## Data excerpts
*** Begin section ***

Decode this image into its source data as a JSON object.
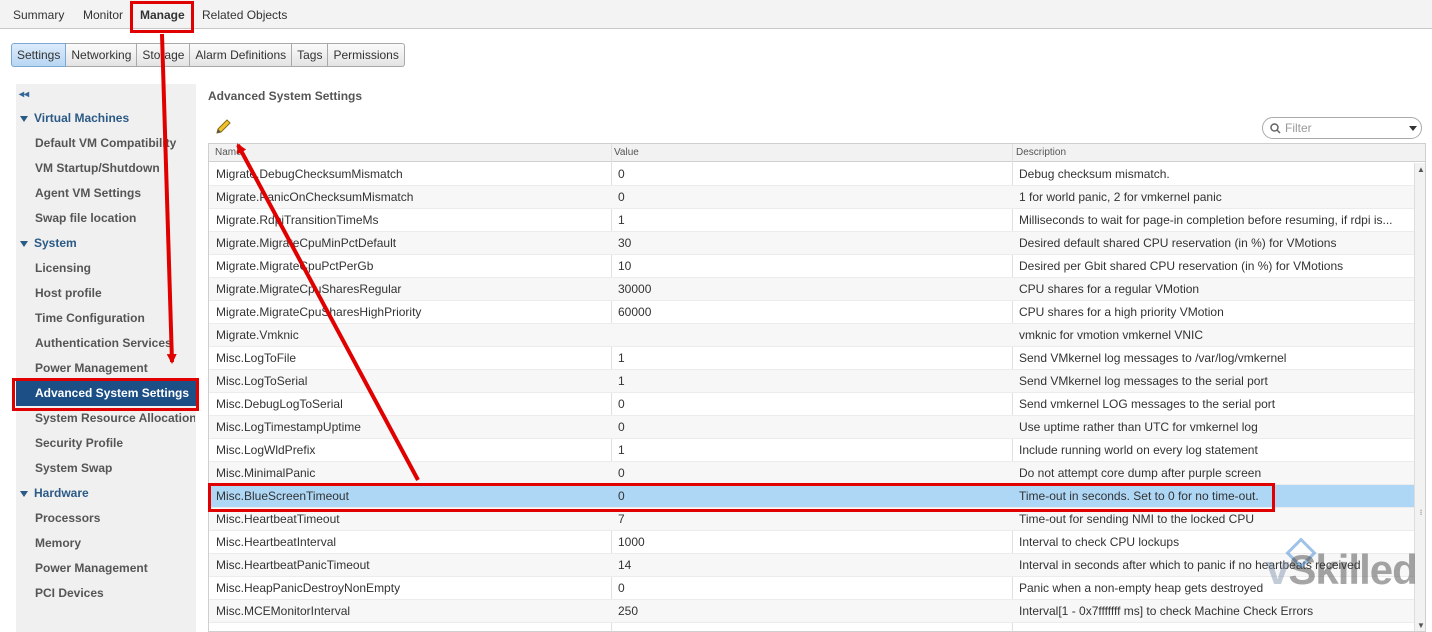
{
  "top_tabs": [
    "Summary",
    "Monitor",
    "Manage",
    "Related Objects"
  ],
  "sub_tabs": [
    "Settings",
    "Networking",
    "Storage",
    "Alarm Definitions",
    "Tags",
    "Permissions"
  ],
  "sidebar": {
    "collapse_glyph": "◂◂",
    "groups": [
      {
        "label": "Virtual Machines",
        "items": [
          "Default VM Compatibility",
          "VM Startup/Shutdown",
          "Agent VM Settings",
          "Swap file location"
        ]
      },
      {
        "label": "System",
        "items": [
          "Licensing",
          "Host profile",
          "Time Configuration",
          "Authentication Services",
          "Power Management",
          "Advanced System Settings",
          "System Resource Allocation",
          "Security Profile",
          "System Swap"
        ]
      },
      {
        "label": "Hardware",
        "items": [
          "Processors",
          "Memory",
          "Power Management",
          "PCI Devices"
        ]
      }
    ],
    "selected": "Advanced System Settings"
  },
  "main": {
    "title": "Advanced System Settings",
    "edit_icon": "pencil-icon",
    "filter_placeholder": "Filter",
    "columns": [
      "Name",
      "Value",
      "Description"
    ],
    "rows": [
      [
        "Migrate.DebugChecksumMismatch",
        "0",
        "Debug checksum mismatch."
      ],
      [
        "Migrate.PanicOnChecksumMismatch",
        "0",
        "1 for world panic, 2 for vmkernel panic"
      ],
      [
        "Migrate.RdpiTransitionTimeMs",
        "1",
        "Milliseconds to wait for page-in completion before resuming, if rdpi is..."
      ],
      [
        "Migrate.MigrateCpuMinPctDefault",
        "30",
        "Desired default shared CPU reservation (in %) for VMotions"
      ],
      [
        "Migrate.MigrateCpuPctPerGb",
        "10",
        "Desired per Gbit shared CPU reservation (in %) for VMotions"
      ],
      [
        "Migrate.MigrateCpuSharesRegular",
        "30000",
        "CPU shares for a regular VMotion"
      ],
      [
        "Migrate.MigrateCpuSharesHighPriority",
        "60000",
        "CPU shares for a high priority VMotion"
      ],
      [
        "Migrate.Vmknic",
        "",
        "vmknic for vmotion vmkernel VNIC"
      ],
      [
        "Misc.LogToFile",
        "1",
        "Send VMkernel log messages to /var/log/vmkernel"
      ],
      [
        "Misc.LogToSerial",
        "1",
        "Send VMkernel log messages to the serial port"
      ],
      [
        "Misc.DebugLogToSerial",
        "0",
        "Send vmkernel LOG messages to the serial port"
      ],
      [
        "Misc.LogTimestampUptime",
        "0",
        "Use uptime rather than UTC for vmkernel log"
      ],
      [
        "Misc.LogWldPrefix",
        "1",
        "Include running world on every log statement"
      ],
      [
        "Misc.MinimalPanic",
        "0",
        "Do not attempt core dump after purple screen"
      ],
      [
        "Misc.BlueScreenTimeout",
        "0",
        "Time-out in seconds. Set to 0 for no time-out."
      ],
      [
        "Misc.HeartbeatTimeout",
        "7",
        "Time-out for sending NMI to the locked CPU"
      ],
      [
        "Misc.HeartbeatInterval",
        "1000",
        "Interval to check CPU lockups"
      ],
      [
        "Misc.HeartbeatPanicTimeout",
        "14",
        "Interval in seconds after which to panic if no heartbeats received"
      ],
      [
        "Misc.HeapPanicDestroyNonEmpty",
        "0",
        "Panic when a non-empty heap gets destroyed"
      ],
      [
        "Misc.MCEMonitorInterval",
        "250",
        "Interval[1 - 0x7fffffff ms] to check Machine Check Errors"
      ]
    ],
    "selected_row": 14
  },
  "watermark": {
    "prefix": "v",
    "text": "Skilled"
  },
  "colors": {
    "annotation": "#e00000",
    "selection": "#aed6f5",
    "sidebar_selected": "#1b4f86"
  }
}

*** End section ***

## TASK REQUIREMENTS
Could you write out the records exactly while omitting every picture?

## WRITTEN SOLUTION
Decode this image into its source data as a JSON object.
{
  "top_tabs": [
    "Summary",
    "Monitor",
    "Manage",
    "Related Objects"
  ],
  "sub_tabs": [
    "Settings",
    "Networking",
    "Storage",
    "Alarm Definitions",
    "Tags",
    "Permissions"
  ],
  "sidebar": {
    "collapse_glyph": "◂◂",
    "groups": [
      {
        "label": "Virtual Machines",
        "items": [
          "Default VM Compatibility",
          "VM Startup/Shutdown",
          "Agent VM Settings",
          "Swap file location"
        ]
      },
      {
        "label": "System",
        "items": [
          "Licensing",
          "Host profile",
          "Time Configuration",
          "Authentication Services",
          "Power Management",
          "Advanced System Settings",
          "System Resource Allocation",
          "Security Profile",
          "System Swap"
        ]
      },
      {
        "label": "Hardware",
        "items": [
          "Processors",
          "Memory",
          "Power Management",
          "PCI Devices"
        ]
      }
    ],
    "selected": "Advanced System Settings"
  },
  "main": {
    "title": "Advanced System Settings",
    "edit_icon": "pencil-icon",
    "filter_placeholder": "Filter",
    "columns": [
      "Name",
      "Value",
      "Description"
    ],
    "rows": [
      [
        "Migrate.DebugChecksumMismatch",
        "0",
        "Debug checksum mismatch."
      ],
      [
        "Migrate.PanicOnChecksumMismatch",
        "0",
        "1 for world panic, 2 for vmkernel panic"
      ],
      [
        "Migrate.RdpiTransitionTimeMs",
        "1",
        "Milliseconds to wait for page-in completion before resuming, if rdpi is..."
      ],
      [
        "Migrate.MigrateCpuMinPctDefault",
        "30",
        "Desired default shared CPU reservation (in %) for VMotions"
      ],
      [
        "Migrate.MigrateCpuPctPerGb",
        "10",
        "Desired per Gbit shared CPU reservation (in %) for VMotions"
      ],
      [
        "Migrate.MigrateCpuSharesRegular",
        "30000",
        "CPU shares for a regular VMotion"
      ],
      [
        "Migrate.MigrateCpuSharesHighPriority",
        "60000",
        "CPU shares for a high priority VMotion"
      ],
      [
        "Migrate.Vmknic",
        "",
        "vmknic for vmotion vmkernel VNIC"
      ],
      [
        "Misc.LogToFile",
        "1",
        "Send VMkernel log messages to /var/log/vmkernel"
      ],
      [
        "Misc.LogToSerial",
        "1",
        "Send VMkernel log messages to the serial port"
      ],
      [
        "Misc.DebugLogToSerial",
        "0",
        "Send vmkernel LOG messages to the serial port"
      ],
      [
        "Misc.LogTimestampUptime",
        "0",
        "Use uptime rather than UTC for vmkernel log"
      ],
      [
        "Misc.LogWldPrefix",
        "1",
        "Include running world on every log statement"
      ],
      [
        "Misc.MinimalPanic",
        "0",
        "Do not attempt core dump after purple screen"
      ],
      [
        "Misc.BlueScreenTimeout",
        "0",
        "Time-out in seconds. Set to 0 for no time-out."
      ],
      [
        "Misc.HeartbeatTimeout",
        "7",
        "Time-out for sending NMI to the locked CPU"
      ],
      [
        "Misc.HeartbeatInterval",
        "1000",
        "Interval to check CPU lockups"
      ],
      [
        "Misc.HeartbeatPanicTimeout",
        "14",
        "Interval in seconds after which to panic if no heartbeats received"
      ],
      [
        "Misc.HeapPanicDestroyNonEmpty",
        "0",
        "Panic when a non-empty heap gets destroyed"
      ],
      [
        "Misc.MCEMonitorInterval",
        "250",
        "Interval[1 - 0x7fffffff ms] to check Machine Check Errors"
      ]
    ],
    "selected_row": 14
  },
  "watermark": {
    "prefix": "v",
    "text": "Skilled"
  },
  "colors": {
    "annotation": "#e00000",
    "selection": "#aed6f5",
    "sidebar_selected": "#1b4f86"
  }
}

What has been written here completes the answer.